Multiple AliasesIf you need to receive and reply to emails as sales@ and support@ (and maybe yourself@ too) Exchange can help you do that.
Multiple DomainsIf you need to send and receive emails at more than one domain Exchange can do this too. Let's say you have two domain names, now-plumbing.com and now-heating.com. Point both of those domains to our service and you can send and receive both through one Exchange mailbox.
How is it done?If there are multiple domains, they must all be hosted by Webville. See DNS Info for details. One of your identities must be designated as primary, and it will be the basic address on your mailbox. The rest of your identities will be created as Distribution Groups.
Distribution Groups (Groups)
IncomingIncoming mail that was sent to a group (alias) will clearly show that it was sent to the group and not to you personally. See screen shot below. This message was sent to an alias with the display name of "Support."
Incoming messages addressed to a Distribution Group can easily be managed and routed using Outlook's Rule Wizard. For example, you might want to use the Rule Wizard to route sales@ messages to a subfolder of your inbox.
Groups can have one or more members, which must be mailboxes or server-side contacts. This means for example, more than one of your people can get the incoming sales@ emails.
OutgoingWhen you compose outgoing email, Outlook has a 'From' field as well as 'To', 'cc' and 'bcc'. The 'From' field is normally hidden. Expose it by choosing it from the Options menu in a new email. See the instructions to:
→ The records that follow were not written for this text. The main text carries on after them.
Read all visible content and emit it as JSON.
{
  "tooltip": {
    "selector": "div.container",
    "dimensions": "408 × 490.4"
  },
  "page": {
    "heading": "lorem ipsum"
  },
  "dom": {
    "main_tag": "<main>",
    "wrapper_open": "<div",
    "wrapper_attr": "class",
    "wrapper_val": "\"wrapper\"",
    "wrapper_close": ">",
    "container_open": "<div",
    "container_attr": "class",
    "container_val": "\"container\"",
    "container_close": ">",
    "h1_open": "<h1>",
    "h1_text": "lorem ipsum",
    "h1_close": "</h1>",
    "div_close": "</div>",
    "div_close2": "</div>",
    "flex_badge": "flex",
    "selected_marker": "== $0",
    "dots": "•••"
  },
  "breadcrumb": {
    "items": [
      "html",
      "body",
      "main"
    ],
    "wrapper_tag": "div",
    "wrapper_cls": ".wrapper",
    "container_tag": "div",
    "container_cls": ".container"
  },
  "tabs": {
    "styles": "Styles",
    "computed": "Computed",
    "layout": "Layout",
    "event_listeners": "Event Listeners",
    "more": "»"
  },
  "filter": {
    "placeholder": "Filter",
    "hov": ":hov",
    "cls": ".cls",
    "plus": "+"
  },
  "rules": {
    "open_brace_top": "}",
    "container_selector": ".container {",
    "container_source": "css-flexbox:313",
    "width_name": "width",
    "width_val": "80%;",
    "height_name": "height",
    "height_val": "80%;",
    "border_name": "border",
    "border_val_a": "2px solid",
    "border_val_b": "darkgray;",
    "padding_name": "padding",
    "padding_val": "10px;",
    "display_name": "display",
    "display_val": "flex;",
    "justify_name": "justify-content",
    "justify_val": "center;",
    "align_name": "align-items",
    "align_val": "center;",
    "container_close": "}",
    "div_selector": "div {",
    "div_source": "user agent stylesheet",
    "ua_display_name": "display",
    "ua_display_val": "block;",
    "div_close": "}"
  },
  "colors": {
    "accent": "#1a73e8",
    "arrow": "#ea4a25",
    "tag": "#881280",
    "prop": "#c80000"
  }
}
Multiple Addresses Applied Directly to the Mailbox ObjectThe configurations described above assume you need to send mail from as well as receive mail to the multiple domains and identities. Let's discuss one more issue. If all your outgoing mail can go from yourdomain.com, but you want to receive mail sent to yourdomain.com, yourdomain.net, yourdomain.org, etc, this is also possible, and much easier to implement.
Similarly, if all your outgoing mail can go from email@example.com but you want to receive mail sent to first@ first.last@ first-initial-lastname@ etc, this is another example of the second and more basic type of multiple aliases.
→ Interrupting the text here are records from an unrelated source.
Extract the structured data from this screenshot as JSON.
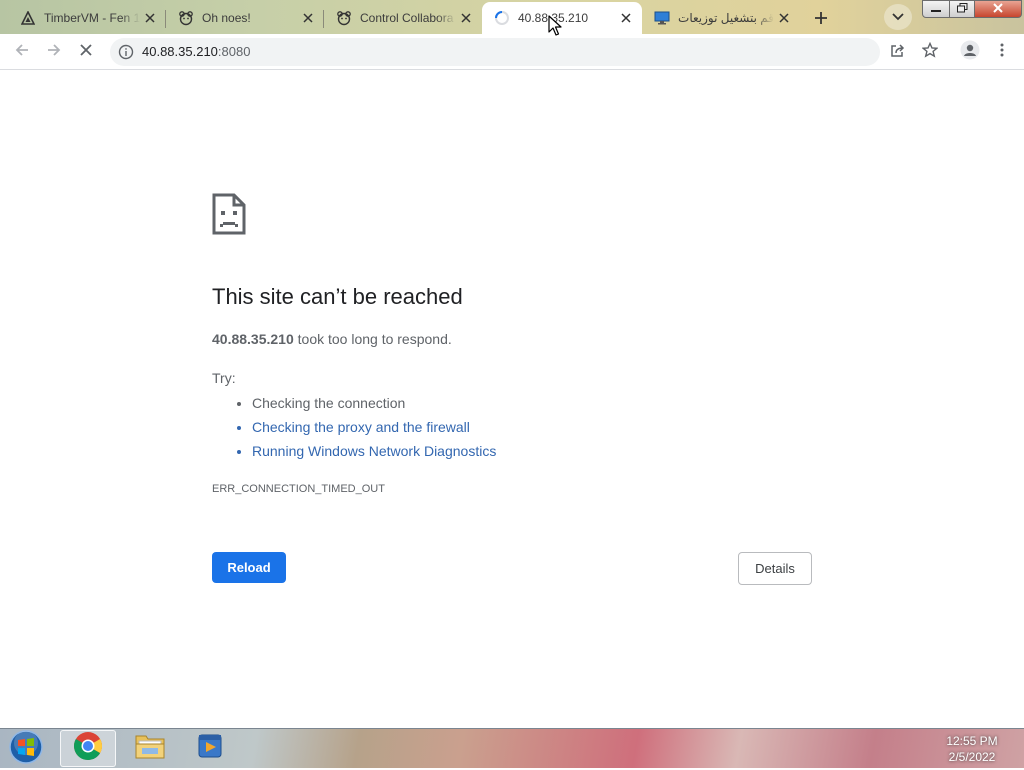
{
  "browser": {
    "tabs": [
      {
        "title": "TimberVM - Fen 1",
        "icon": "triangle-logo-icon",
        "active": false
      },
      {
        "title": "Oh noes!",
        "icon": "bear-face-icon",
        "active": false
      },
      {
        "title": "Control Collabora",
        "icon": "bear-face-icon",
        "active": false
      },
      {
        "title": "40.88.35.210",
        "icon": "loading-spinner-icon",
        "active": true
      },
      {
        "title": "قم بتشغيل توزيعات",
        "icon": "monitor-icon",
        "active": false
      }
    ],
    "address_bar": {
      "host": "40.88.35.210",
      "port": ":8080"
    }
  },
  "error_page": {
    "title": "This site can’t be reached",
    "host": "40.88.35.210",
    "description_suffix": " took too long to respond.",
    "try_label": "Try:",
    "suggestions": [
      "Checking the connection",
      "Checking the proxy and the firewall",
      "Running Windows Network Diagnostics"
    ],
    "error_code": "ERR_CONNECTION_TIMED_OUT",
    "reload_label": "Reload",
    "details_label": "Details"
  },
  "taskbar": {
    "time": "12:55 PM",
    "date": "2/5/2022"
  },
  "colors": {
    "accent": "#1a73e8",
    "link": "#3367b0"
  }
}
Exchange mailboxes can and do have multiple addresses applied directly to the mailbox object itself. Addresses in the common patterns first.last etc can be automatically generated based on an address policy which is maintained for your organization.
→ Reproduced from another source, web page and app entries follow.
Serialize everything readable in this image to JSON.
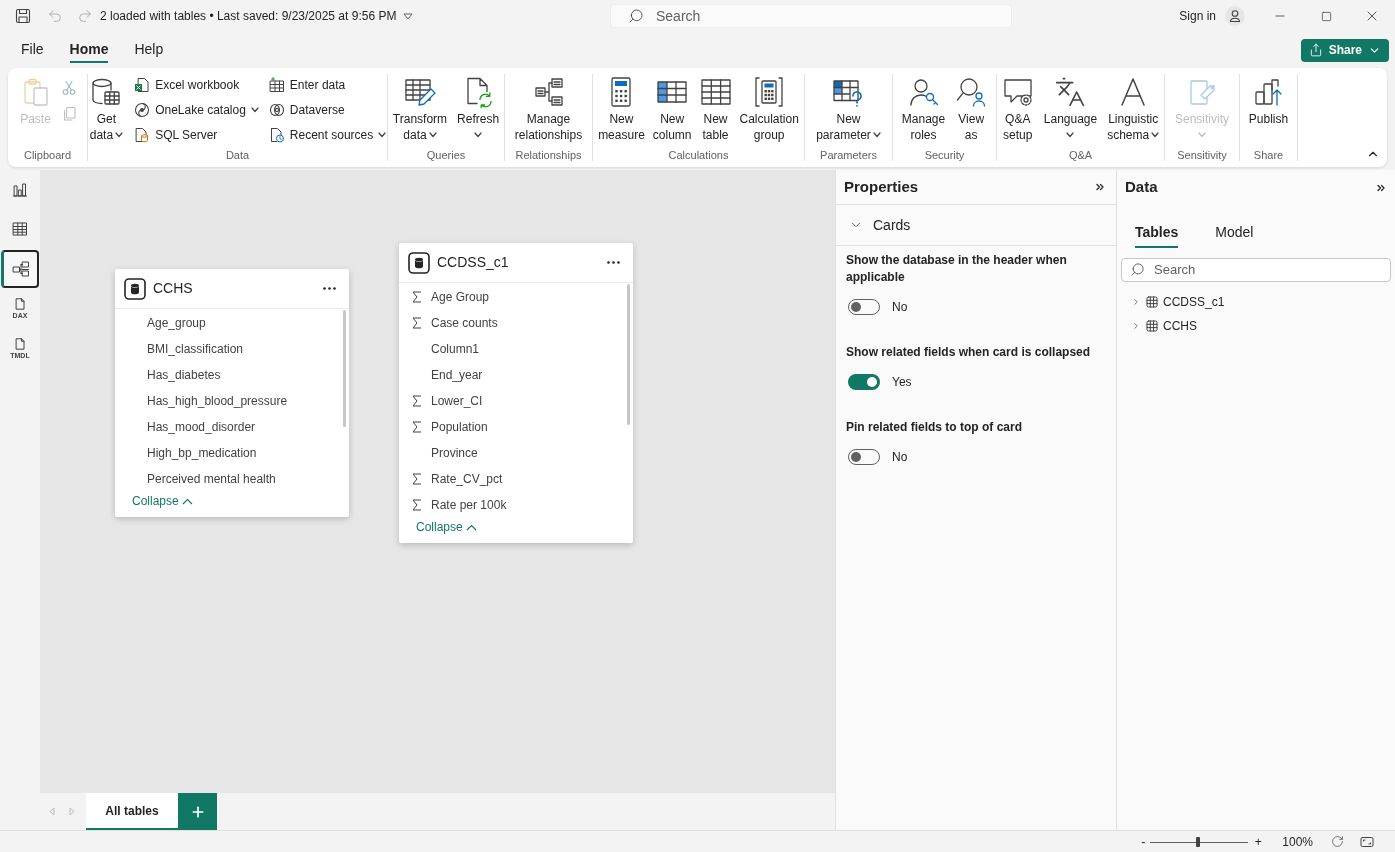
{
  "title_bar": {
    "title": "2 loaded with tables • Last saved: 9/23/2025 at 9:56 PM",
    "search": {
      "placeholder": "Search"
    },
    "sign_in": "Sign in"
  },
  "menu_tabs": [
    {
      "label": "File",
      "selected": false
    },
    {
      "label": "Home",
      "selected": true
    },
    {
      "label": "Help",
      "selected": false
    }
  ],
  "share_button": {
    "label": "Share"
  },
  "ribbon": {
    "groups": [
      {
        "label": "Clipboard",
        "items": [
          {
            "kind": "large",
            "lines": [
              "Paste"
            ],
            "dropdown": false,
            "disabled": true
          },
          {
            "kind": "icon_stack",
            "buttons": [
              {
                "disabled": true
              },
              {
                "disabled": true
              }
            ]
          }
        ]
      },
      {
        "label": "Data",
        "items": [
          {
            "kind": "large",
            "lines": [
              "Get",
              "data"
            ],
            "dropdown": true,
            "disabled": false
          },
          {
            "kind": "small_stack",
            "buttons": [
              {
                "label": "Excel workbook",
                "dropdown": false
              },
              {
                "label": "OneLake catalog",
                "dropdown": true
              },
              {
                "label": "SQL Server",
                "dropdown": false
              }
            ]
          },
          {
            "kind": "small_stack",
            "buttons": [
              {
                "label": "Enter data",
                "dropdown": false
              },
              {
                "label": "Dataverse",
                "dropdown": false
              },
              {
                "label": "Recent sources",
                "dropdown": true
              }
            ]
          }
        ]
      },
      {
        "label": "Queries",
        "items": [
          {
            "kind": "large",
            "lines": [
              "Transform",
              "data"
            ],
            "dropdown": true,
            "disabled": false
          },
          {
            "kind": "large",
            "lines": [
              "Refresh"
            ],
            "dropdown": true,
            "disabled": false
          }
        ]
      },
      {
        "label": "Relationships",
        "items": [
          {
            "kind": "large",
            "lines": [
              "Manage",
              "relationships"
            ],
            "dropdown": false,
            "disabled": false
          }
        ]
      },
      {
        "label": "Calculations",
        "items": [
          {
            "kind": "large",
            "lines": [
              "New",
              "measure"
            ],
            "dropdown": false,
            "disabled": false
          },
          {
            "kind": "large",
            "lines": [
              "New",
              "column"
            ],
            "dropdown": false,
            "disabled": false
          },
          {
            "kind": "large",
            "lines": [
              "New",
              "table"
            ],
            "dropdown": false,
            "disabled": false
          },
          {
            "kind": "large",
            "lines": [
              "Calculation",
              "group"
            ],
            "dropdown": false,
            "disabled": false
          }
        ]
      },
      {
        "label": "Parameters",
        "items": [
          {
            "kind": "large",
            "lines": [
              "New",
              "parameter"
            ],
            "dropdown": true,
            "disabled": false
          }
        ]
      },
      {
        "label": "Security",
        "items": [
          {
            "kind": "large",
            "lines": [
              "Manage",
              "roles"
            ],
            "dropdown": false,
            "disabled": false
          },
          {
            "kind": "large",
            "lines": [
              "View",
              "as"
            ],
            "dropdown": false,
            "disabled": false
          }
        ]
      },
      {
        "label": "Q&A",
        "items": [
          {
            "kind": "large",
            "lines": [
              "Q&A",
              "setup"
            ],
            "dropdown": false,
            "disabled": false
          },
          {
            "kind": "large",
            "lines": [
              "Language"
            ],
            "dropdown": true,
            "disabled": false
          },
          {
            "kind": "large",
            "lines": [
              "Linguistic",
              "schema"
            ],
            "dropdown": true,
            "disabled": false
          }
        ]
      },
      {
        "label": "Sensitivity",
        "items": [
          {
            "kind": "large",
            "lines": [
              "Sensitivity"
            ],
            "dropdown": true,
            "disabled": true
          }
        ]
      },
      {
        "label": "Share",
        "items": [
          {
            "kind": "large",
            "lines": [
              "Publish"
            ],
            "dropdown": false,
            "disabled": false
          }
        ]
      }
    ]
  },
  "view_nav": [
    {
      "selected": false
    },
    {
      "selected": false
    },
    {
      "selected": true
    },
    {
      "caption": "DAX",
      "selected": false
    },
    {
      "caption": "TMDL",
      "selected": false
    }
  ],
  "model_view": {
    "cards": [
      {
        "name": "CCHS",
        "fields": [
          {
            "name": "Age_group",
            "kind": "text"
          },
          {
            "name": "BMI_classification",
            "kind": "text"
          },
          {
            "name": "Has_diabetes",
            "kind": "text"
          },
          {
            "name": "Has_high_blood_pressure",
            "kind": "text"
          },
          {
            "name": "Has_mood_disorder",
            "kind": "text"
          },
          {
            "name": "High_bp_medication",
            "kind": "text"
          },
          {
            "name": "Perceived mental health",
            "kind": "text"
          }
        ],
        "collapse_link": "Collapse"
      },
      {
        "name": "CCDSS_c1",
        "fields": [
          {
            "name": "Age Group",
            "kind": "sum"
          },
          {
            "name": "Case counts",
            "kind": "sum"
          },
          {
            "name": "Column1",
            "kind": "text"
          },
          {
            "name": "End_year",
            "kind": "text"
          },
          {
            "name": "Lower_CI",
            "kind": "sum"
          },
          {
            "name": "Population",
            "kind": "sum"
          },
          {
            "name": "Province",
            "kind": "text"
          },
          {
            "name": "Rate_CV_pct",
            "kind": "sum"
          },
          {
            "name": "Rate per 100k",
            "kind": "sum"
          }
        ],
        "collapse_link": "Collapse"
      }
    ],
    "page_tabs": [
      {
        "label": "All tables",
        "selected": true
      }
    ]
  },
  "properties_pane": {
    "title": "Properties",
    "section": {
      "label": "Cards",
      "expanded": true
    },
    "settings": [
      {
        "label": "Show the database in the header when applicable",
        "on": false,
        "value_label": "No"
      },
      {
        "label": "Show related fields when card is collapsed",
        "on": true,
        "value_label": "Yes"
      },
      {
        "label": "Pin related fields to top of card",
        "on": false,
        "value_label": "No"
      }
    ]
  },
  "data_pane": {
    "title": "Data",
    "tabs": [
      {
        "label": "Tables",
        "selected": true
      },
      {
        "label": "Model",
        "selected": false
      }
    ],
    "search": {
      "placeholder": "Search"
    },
    "tables": [
      {
        "name": "CCDSS_c1",
        "expanded": false
      },
      {
        "name": "CCHS",
        "expanded": false
      }
    ]
  },
  "status_bar": {
    "zoom": {
      "minus": "-",
      "plus": "+",
      "level": 0.49,
      "reading": "100%"
    }
  }
}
When we setup your organization, we'll create an address policy based on the information you supply. New users created in your organization will have multiple addresses based on the policy unless you specify otherwise.
One important thing to remember about addresses applied directly to the mailbox itself is that one of them is designated as primary, and that address will be the reply address on all outgoing mail, unless of course you put a Group object in the From field, as discussed above.
Another important factor about addresses applied directly to the mailbox object is that all messages you receive for any one of those addresses will appear to be addressed simply to you. It won't be easy to determine if the message was sent to you@domain1 or to you@domain2 - you'll have to open the options dialog and examine the internet headers of the message to see that info. So if you need to distinguish which of your addresses the message was sent to, use groups.
Putting It All TogetherCommon variations of your name, first@ first.last@ etc, are typically and most easily applied directly to your mailbox. One address will be designated the primary address and it will be the reply address on outgoing mail.
If you need to send outbound mail from different reply addresses on the other hand, these separate identities such as firstname.lastname@example.org and email@example.com require the creation of separate objects, as described above.
We do not charge extra for multiple domains or multiple Distribution Groups (within reasonable maximums). Our hosting charges are per mailbox. See our pricing page for details and maximums.
You must own the domains involved and point them to our systems as discussed in DNS Info.
The use of Distribution Groups and the 'From' field can allow you to wear many hats and play many roles, an increasingly common need in small business today.